What needs to be done: Without the pictures, output the records below exactly as they are.

[Component data from apps and pages]
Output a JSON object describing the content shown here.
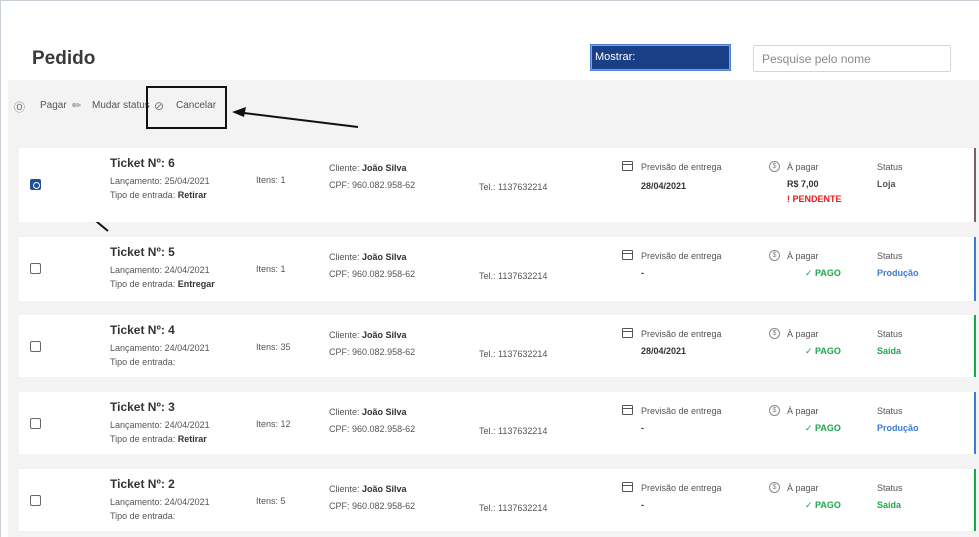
{
  "page_title": "Pedido",
  "mostrar": {
    "label": "Mostrar:"
  },
  "search": {
    "placeholder": "Pesquise pelo nome"
  },
  "toolbar": {
    "pagar": "Pagar",
    "mudar_status": "Mudar status",
    "cancelar": "Cancelar"
  },
  "labels": {
    "lancamento": "Lançamento:",
    "tipo_entrada": "Tipo de entrada:",
    "itens": "Itens:",
    "cliente": "Cliente:",
    "cpf": "CPF:",
    "tel": "Tel.:",
    "previsao": "Previsão de entrega",
    "a_pagar": "À pagar",
    "status": "Status"
  },
  "colors": {
    "accent_blue": "#1b3f86",
    "pago_green": "#1aa84c",
    "pendente_red": "#e02020",
    "status_blue": "#3a7bd5"
  },
  "tickets": [
    {
      "title": "Ticket Nº: 6",
      "lancamento": "25/04/2021",
      "tipo": "Retirar",
      "itens": "1",
      "cliente": "João Silva",
      "cpf": "960.082.958-62",
      "tel": "1137632214",
      "previsao": "28/04/2021",
      "pay_value": "R$ 7,00",
      "pay_status": "! PENDENTE",
      "status": "Loja",
      "checked": true
    },
    {
      "title": "Ticket Nº: 5",
      "lancamento": "24/04/2021",
      "tipo": "Entregar",
      "itens": "1",
      "cliente": "João Silva",
      "cpf": "960.082.958-62",
      "tel": "1137632214",
      "previsao": "-",
      "pay_status": "✓ PAGO",
      "status": "Produção",
      "checked": false
    },
    {
      "title": "Ticket Nº: 4",
      "lancamento": "24/04/2021",
      "tipo": "",
      "itens": "35",
      "cliente": "João Silva",
      "cpf": "960.082.958-62",
      "tel": "1137632214",
      "previsao": "28/04/2021",
      "pay_status": "✓ PAGO",
      "status": "Saída",
      "checked": false
    },
    {
      "title": "Ticket Nº: 3",
      "lancamento": "24/04/2021",
      "tipo": "Retirar",
      "itens": "12",
      "cliente": "João Silva",
      "cpf": "960.082.958-62",
      "tel": "1137632214",
      "previsao": "-",
      "pay_status": "✓ PAGO",
      "status": "Produção",
      "checked": false
    },
    {
      "title": "Ticket Nº: 2",
      "lancamento": "24/04/2021",
      "tipo": "",
      "itens": "5",
      "cliente": "João Silva",
      "cpf": "960.082.958-62",
      "tel": "1137632214",
      "previsao": "-",
      "pay_status": "✓ PAGO",
      "status": "Saída",
      "checked": false
    }
  ]
}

Response to the exercise:
Output a JSON object describing the content shown here.
{
  "page_title": "Pedido",
  "mostrar": {
    "label": "Mostrar:"
  },
  "search": {
    "placeholder": "Pesquise pelo nome"
  },
  "toolbar": {
    "pagar": "Pagar",
    "mudar_status": "Mudar status",
    "cancelar": "Cancelar"
  },
  "labels": {
    "lancamento": "Lançamento:",
    "tipo_entrada": "Tipo de entrada:",
    "itens": "Itens:",
    "cliente": "Cliente:",
    "cpf": "CPF:",
    "tel": "Tel.:",
    "previsao": "Previsão de entrega",
    "a_pagar": "À pagar",
    "status": "Status"
  },
  "colors": {
    "accent_blue": "#1b3f86",
    "pago_green": "#1aa84c",
    "pendente_red": "#e02020",
    "status_blue": "#3a7bd5"
  },
  "tickets": [
    {
      "title": "Ticket Nº: 6",
      "lancamento": "25/04/2021",
      "tipo": "Retirar",
      "itens": "1",
      "cliente": "João Silva",
      "cpf": "960.082.958-62",
      "tel": "1137632214",
      "previsao": "28/04/2021",
      "pay_value": "R$ 7,00",
      "pay_status": "! PENDENTE",
      "status": "Loja",
      "checked": true
    },
    {
      "title": "Ticket Nº: 5",
      "lancamento": "24/04/2021",
      "tipo": "Entregar",
      "itens": "1",
      "cliente": "João Silva",
      "cpf": "960.082.958-62",
      "tel": "1137632214",
      "previsao": "-",
      "pay_status": "✓ PAGO",
      "status": "Produção",
      "checked": false
    },
    {
      "title": "Ticket Nº: 4",
      "lancamento": "24/04/2021",
      "tipo": "",
      "itens": "35",
      "cliente": "João Silva",
      "cpf": "960.082.958-62",
      "tel": "1137632214",
      "previsao": "28/04/2021",
      "pay_status": "✓ PAGO",
      "status": "Saída",
      "checked": false
    },
    {
      "title": "Ticket Nº: 3",
      "lancamento": "24/04/2021",
      "tipo": "Retirar",
      "itens": "12",
      "cliente": "João Silva",
      "cpf": "960.082.958-62",
      "tel": "1137632214",
      "previsao": "-",
      "pay_status": "✓ PAGO",
      "status": "Produção",
      "checked": false
    },
    {
      "title": "Ticket Nº: 2",
      "lancamento": "24/04/2021",
      "tipo": "",
      "itens": "5",
      "cliente": "João Silva",
      "cpf": "960.082.958-62",
      "tel": "1137632214",
      "previsao": "-",
      "pay_status": "✓ PAGO",
      "status": "Saída",
      "checked": false
    }
  ]
}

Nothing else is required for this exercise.